[Data extracted from a collection]
========================
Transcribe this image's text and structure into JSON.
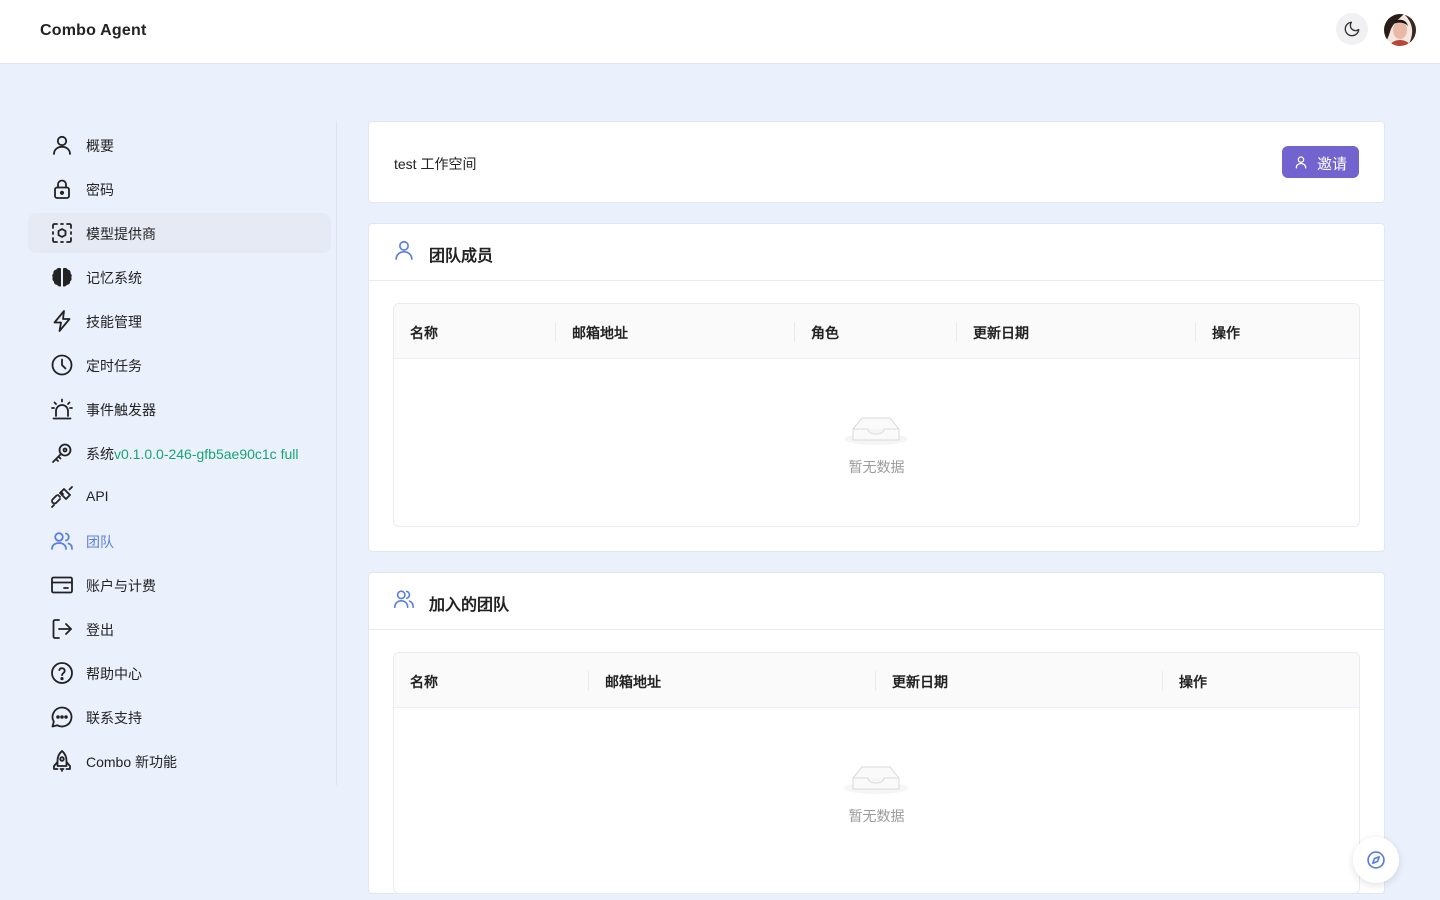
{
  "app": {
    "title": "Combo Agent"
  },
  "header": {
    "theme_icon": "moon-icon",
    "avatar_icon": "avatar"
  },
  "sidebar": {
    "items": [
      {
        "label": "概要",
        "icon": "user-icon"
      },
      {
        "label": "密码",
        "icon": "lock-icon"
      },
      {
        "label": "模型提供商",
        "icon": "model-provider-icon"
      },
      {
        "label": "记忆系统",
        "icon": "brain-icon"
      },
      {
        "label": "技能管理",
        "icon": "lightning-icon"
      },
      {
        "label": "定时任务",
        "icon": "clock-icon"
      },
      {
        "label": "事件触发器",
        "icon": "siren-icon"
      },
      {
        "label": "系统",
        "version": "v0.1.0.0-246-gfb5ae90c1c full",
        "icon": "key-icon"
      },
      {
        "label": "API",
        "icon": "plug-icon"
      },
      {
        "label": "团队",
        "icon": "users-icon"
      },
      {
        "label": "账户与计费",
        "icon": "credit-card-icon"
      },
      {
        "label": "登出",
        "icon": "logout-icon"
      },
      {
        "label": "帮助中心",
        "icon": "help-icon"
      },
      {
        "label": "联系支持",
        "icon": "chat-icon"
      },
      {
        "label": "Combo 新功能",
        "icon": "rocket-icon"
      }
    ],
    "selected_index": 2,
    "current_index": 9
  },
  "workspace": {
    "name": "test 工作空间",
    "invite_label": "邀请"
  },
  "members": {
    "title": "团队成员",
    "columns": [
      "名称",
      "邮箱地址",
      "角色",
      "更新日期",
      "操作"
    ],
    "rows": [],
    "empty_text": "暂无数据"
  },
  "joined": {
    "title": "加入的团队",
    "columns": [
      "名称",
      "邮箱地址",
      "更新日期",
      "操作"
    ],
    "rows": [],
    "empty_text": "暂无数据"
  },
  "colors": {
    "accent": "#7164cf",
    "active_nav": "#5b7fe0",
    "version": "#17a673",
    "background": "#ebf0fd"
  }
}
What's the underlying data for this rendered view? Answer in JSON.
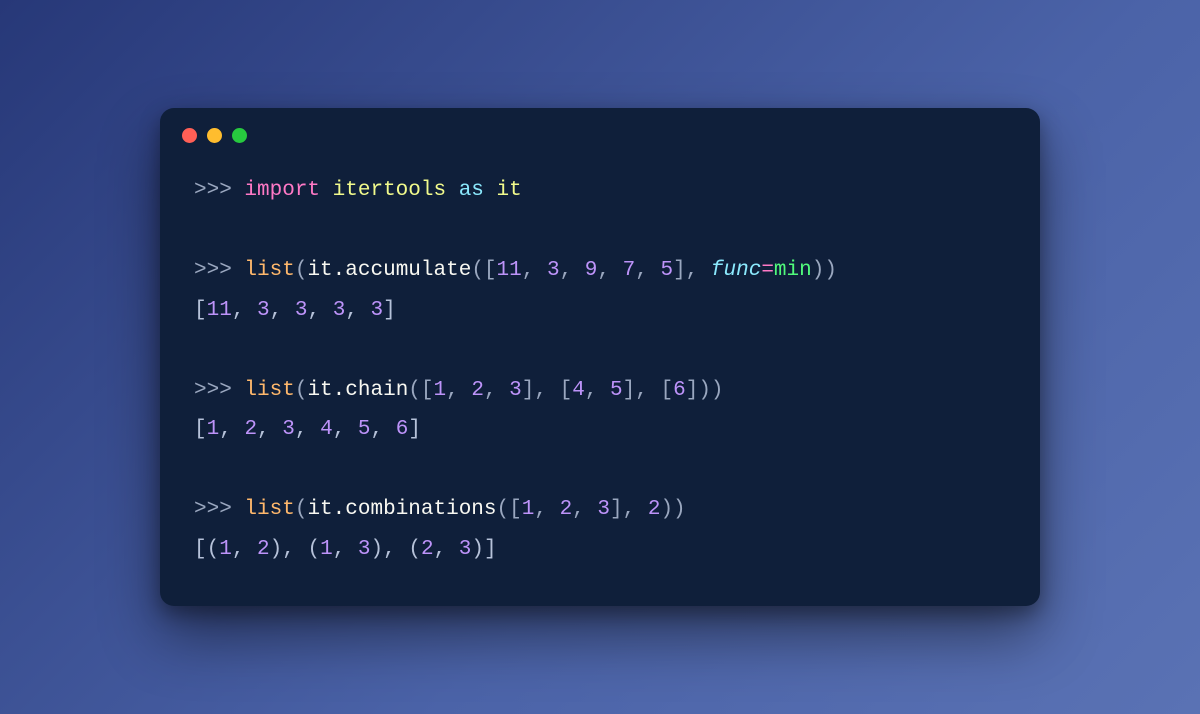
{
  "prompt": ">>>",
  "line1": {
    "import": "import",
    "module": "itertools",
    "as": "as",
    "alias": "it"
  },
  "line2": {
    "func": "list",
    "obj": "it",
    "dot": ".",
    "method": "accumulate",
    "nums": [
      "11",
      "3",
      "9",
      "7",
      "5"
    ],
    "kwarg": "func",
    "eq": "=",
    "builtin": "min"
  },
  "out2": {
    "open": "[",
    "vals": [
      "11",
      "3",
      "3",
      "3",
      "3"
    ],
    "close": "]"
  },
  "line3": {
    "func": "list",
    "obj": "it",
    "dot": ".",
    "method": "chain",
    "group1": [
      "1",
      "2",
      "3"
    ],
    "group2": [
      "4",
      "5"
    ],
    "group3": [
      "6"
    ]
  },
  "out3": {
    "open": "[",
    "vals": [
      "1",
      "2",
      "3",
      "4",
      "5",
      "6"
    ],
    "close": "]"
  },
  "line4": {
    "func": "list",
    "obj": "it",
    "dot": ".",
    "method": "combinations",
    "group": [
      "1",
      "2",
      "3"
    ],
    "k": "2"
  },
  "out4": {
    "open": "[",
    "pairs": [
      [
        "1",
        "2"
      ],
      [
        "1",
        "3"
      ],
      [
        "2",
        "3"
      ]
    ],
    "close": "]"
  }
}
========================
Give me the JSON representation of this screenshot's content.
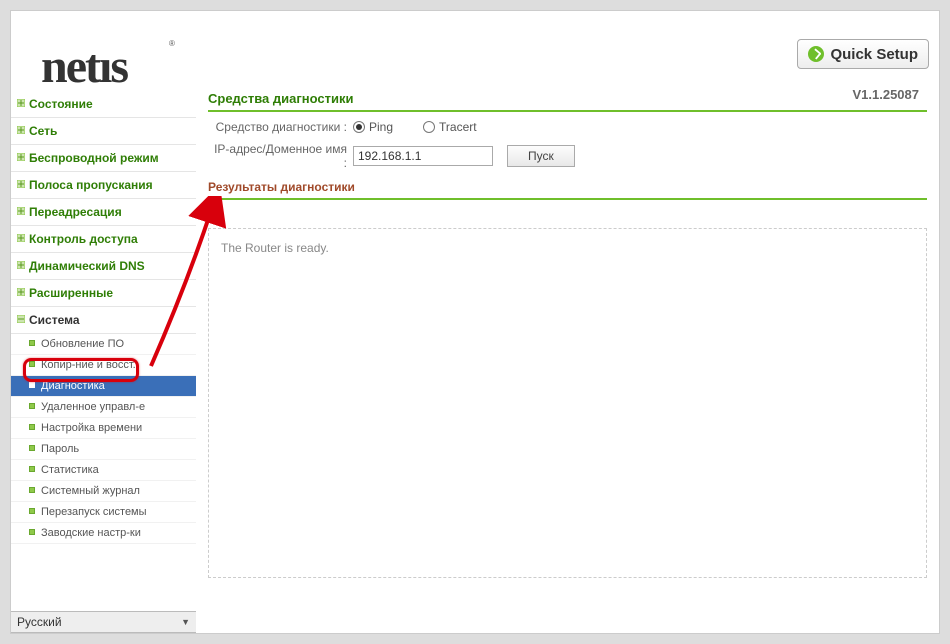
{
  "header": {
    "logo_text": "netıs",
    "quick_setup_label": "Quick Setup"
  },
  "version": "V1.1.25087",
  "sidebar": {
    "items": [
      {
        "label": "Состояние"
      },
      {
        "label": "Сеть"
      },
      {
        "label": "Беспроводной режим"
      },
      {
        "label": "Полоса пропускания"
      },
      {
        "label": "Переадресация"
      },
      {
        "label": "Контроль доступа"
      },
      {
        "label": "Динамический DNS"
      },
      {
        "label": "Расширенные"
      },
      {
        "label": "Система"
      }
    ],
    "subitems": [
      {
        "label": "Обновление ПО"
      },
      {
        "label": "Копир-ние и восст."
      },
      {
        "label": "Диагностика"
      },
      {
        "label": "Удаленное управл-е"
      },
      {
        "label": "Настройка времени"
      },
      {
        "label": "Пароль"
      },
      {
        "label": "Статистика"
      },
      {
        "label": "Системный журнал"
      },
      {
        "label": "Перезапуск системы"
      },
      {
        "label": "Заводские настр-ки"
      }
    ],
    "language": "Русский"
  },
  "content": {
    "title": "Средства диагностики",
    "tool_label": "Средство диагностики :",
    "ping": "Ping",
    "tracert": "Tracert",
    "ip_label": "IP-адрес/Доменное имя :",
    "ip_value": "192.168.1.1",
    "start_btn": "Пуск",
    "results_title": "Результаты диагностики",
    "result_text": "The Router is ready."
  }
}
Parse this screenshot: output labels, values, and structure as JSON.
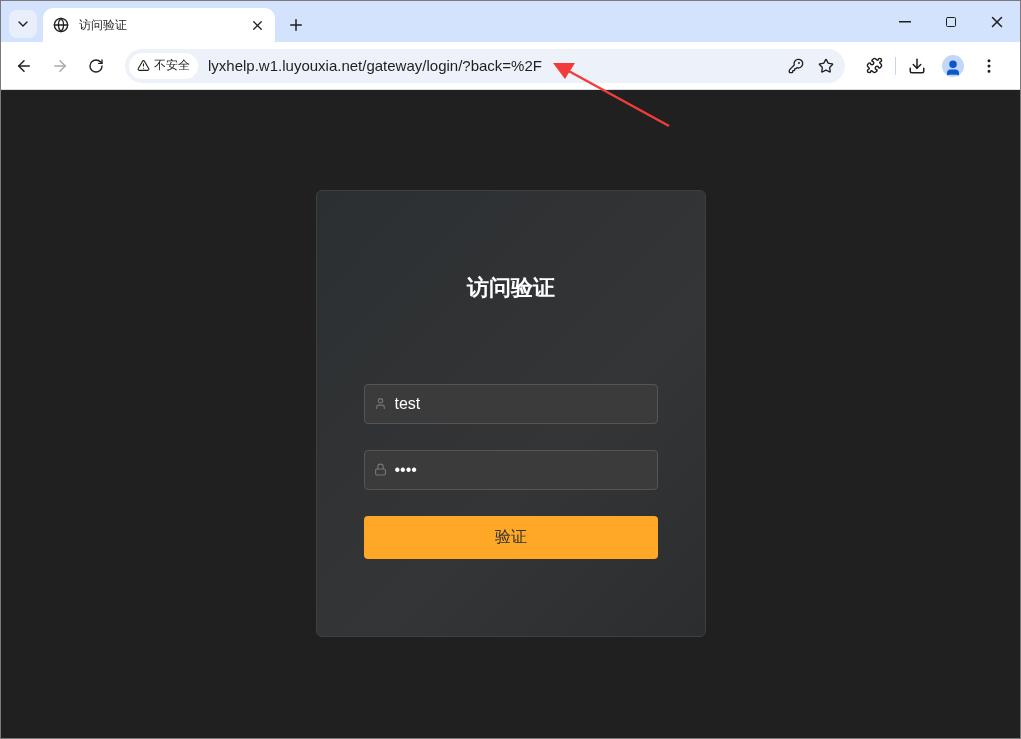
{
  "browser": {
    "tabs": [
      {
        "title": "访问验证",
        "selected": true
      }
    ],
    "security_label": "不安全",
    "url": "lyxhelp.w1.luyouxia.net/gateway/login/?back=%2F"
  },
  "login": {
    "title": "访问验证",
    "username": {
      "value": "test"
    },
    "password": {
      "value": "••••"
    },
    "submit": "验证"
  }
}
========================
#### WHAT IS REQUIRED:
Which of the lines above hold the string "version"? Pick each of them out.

#### ANSWER FOR THIS EXERCISE:
        "version": "v0.1.0.0-246-gfb5ae90c1c full",
    "version": "#17a673",
  "version": "V1.1.25087",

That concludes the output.